*** Opening Entries supplied ***

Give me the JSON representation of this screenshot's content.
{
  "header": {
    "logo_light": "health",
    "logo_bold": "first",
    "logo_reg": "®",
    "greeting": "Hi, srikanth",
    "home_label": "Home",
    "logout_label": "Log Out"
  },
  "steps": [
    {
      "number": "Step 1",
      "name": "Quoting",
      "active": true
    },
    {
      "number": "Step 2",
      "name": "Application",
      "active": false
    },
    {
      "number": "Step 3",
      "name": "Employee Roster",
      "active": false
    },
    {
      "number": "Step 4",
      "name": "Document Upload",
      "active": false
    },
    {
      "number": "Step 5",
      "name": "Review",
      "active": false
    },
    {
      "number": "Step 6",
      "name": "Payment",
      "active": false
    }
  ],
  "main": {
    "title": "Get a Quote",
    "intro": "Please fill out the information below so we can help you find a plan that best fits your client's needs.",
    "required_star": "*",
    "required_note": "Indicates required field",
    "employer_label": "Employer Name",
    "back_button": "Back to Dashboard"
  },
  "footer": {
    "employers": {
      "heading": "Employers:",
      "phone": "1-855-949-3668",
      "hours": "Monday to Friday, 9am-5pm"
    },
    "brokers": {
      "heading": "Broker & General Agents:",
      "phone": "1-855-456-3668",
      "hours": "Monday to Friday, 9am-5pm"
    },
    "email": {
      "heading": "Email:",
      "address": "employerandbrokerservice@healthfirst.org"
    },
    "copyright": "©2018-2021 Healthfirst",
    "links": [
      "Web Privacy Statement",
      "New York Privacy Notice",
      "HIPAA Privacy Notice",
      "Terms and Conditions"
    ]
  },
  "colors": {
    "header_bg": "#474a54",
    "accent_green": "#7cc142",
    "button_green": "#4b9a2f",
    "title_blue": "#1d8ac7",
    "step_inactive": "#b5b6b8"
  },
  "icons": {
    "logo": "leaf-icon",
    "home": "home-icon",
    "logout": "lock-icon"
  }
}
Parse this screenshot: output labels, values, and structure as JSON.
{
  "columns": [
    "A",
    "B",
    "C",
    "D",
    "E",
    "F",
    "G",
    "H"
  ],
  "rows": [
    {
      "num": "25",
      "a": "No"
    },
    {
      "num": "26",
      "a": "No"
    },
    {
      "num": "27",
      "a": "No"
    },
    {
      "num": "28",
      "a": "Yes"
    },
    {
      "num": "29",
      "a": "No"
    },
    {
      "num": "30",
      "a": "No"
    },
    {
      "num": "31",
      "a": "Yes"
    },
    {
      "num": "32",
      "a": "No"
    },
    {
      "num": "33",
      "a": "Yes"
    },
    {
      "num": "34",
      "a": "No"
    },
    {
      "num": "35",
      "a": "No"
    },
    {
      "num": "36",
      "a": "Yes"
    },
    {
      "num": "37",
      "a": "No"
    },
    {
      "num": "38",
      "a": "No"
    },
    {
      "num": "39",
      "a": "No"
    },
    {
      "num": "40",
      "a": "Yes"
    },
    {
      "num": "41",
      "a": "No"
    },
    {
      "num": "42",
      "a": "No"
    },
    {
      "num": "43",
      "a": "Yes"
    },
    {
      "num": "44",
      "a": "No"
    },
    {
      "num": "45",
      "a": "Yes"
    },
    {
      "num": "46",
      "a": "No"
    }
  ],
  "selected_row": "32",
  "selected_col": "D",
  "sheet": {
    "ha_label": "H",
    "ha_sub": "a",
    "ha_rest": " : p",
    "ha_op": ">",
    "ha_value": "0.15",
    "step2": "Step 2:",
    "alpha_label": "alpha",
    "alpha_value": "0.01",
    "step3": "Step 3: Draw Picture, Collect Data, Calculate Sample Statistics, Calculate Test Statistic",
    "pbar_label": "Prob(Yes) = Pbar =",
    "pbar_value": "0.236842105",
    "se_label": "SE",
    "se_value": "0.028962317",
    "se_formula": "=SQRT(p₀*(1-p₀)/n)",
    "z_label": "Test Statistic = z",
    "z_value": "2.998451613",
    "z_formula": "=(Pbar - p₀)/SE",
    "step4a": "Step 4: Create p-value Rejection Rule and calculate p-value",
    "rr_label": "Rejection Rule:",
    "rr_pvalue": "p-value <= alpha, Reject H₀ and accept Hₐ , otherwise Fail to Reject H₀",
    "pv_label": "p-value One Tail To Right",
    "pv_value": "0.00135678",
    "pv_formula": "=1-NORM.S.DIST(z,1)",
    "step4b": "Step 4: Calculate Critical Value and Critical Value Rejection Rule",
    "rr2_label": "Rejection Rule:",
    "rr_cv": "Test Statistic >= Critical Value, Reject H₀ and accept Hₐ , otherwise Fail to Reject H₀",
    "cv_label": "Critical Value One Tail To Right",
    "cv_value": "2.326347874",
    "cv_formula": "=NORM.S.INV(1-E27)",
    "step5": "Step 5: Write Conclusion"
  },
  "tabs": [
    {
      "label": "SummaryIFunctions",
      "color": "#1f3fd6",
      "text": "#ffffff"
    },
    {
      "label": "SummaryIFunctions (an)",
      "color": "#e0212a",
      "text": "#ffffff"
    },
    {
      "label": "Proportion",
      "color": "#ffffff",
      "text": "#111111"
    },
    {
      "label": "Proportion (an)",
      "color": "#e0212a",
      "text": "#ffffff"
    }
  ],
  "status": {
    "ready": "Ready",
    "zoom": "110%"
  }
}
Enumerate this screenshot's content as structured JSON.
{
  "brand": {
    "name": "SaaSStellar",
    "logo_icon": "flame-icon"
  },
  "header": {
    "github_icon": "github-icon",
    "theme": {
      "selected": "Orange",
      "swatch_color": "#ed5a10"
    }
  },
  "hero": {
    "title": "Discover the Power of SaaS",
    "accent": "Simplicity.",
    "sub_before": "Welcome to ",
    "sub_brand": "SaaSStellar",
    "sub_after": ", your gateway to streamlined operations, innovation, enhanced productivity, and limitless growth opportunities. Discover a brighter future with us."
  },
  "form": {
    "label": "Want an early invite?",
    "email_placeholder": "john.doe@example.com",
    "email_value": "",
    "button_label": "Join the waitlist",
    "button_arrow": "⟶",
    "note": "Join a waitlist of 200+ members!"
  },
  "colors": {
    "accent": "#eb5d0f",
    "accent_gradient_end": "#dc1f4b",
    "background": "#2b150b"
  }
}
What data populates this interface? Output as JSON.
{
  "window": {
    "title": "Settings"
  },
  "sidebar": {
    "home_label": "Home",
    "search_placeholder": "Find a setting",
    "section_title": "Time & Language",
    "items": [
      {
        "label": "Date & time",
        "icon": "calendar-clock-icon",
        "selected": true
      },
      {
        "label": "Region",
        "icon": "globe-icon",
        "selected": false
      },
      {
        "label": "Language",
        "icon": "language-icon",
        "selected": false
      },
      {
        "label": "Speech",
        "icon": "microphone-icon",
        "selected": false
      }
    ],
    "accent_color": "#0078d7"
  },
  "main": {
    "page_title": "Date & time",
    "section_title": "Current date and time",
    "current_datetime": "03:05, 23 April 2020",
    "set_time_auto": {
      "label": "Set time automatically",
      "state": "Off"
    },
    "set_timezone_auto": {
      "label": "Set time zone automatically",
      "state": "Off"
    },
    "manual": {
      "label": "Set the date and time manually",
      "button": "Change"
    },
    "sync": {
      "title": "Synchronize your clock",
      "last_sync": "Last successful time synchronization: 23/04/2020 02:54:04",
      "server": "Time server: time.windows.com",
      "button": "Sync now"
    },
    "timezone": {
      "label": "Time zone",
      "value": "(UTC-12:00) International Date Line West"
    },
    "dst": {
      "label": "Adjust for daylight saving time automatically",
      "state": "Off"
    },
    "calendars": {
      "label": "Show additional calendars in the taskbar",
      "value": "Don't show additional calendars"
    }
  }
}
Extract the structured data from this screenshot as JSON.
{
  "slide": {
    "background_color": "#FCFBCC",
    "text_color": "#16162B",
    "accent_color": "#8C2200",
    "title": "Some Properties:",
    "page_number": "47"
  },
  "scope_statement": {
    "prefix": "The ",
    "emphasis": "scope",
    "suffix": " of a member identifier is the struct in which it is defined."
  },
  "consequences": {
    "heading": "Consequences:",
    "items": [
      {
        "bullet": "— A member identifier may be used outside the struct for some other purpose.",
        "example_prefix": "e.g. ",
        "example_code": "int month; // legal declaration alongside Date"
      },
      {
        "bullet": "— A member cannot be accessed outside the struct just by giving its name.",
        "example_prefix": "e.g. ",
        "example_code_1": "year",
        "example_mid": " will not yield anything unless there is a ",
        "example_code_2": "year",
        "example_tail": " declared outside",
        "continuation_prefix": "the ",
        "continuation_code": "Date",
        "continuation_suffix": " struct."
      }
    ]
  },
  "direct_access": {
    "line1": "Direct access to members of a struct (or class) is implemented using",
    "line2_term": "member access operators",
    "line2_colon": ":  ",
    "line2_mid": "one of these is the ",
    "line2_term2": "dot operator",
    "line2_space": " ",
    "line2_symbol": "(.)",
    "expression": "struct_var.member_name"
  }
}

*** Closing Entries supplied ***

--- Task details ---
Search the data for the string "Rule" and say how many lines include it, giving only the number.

--- Exercise output ---
4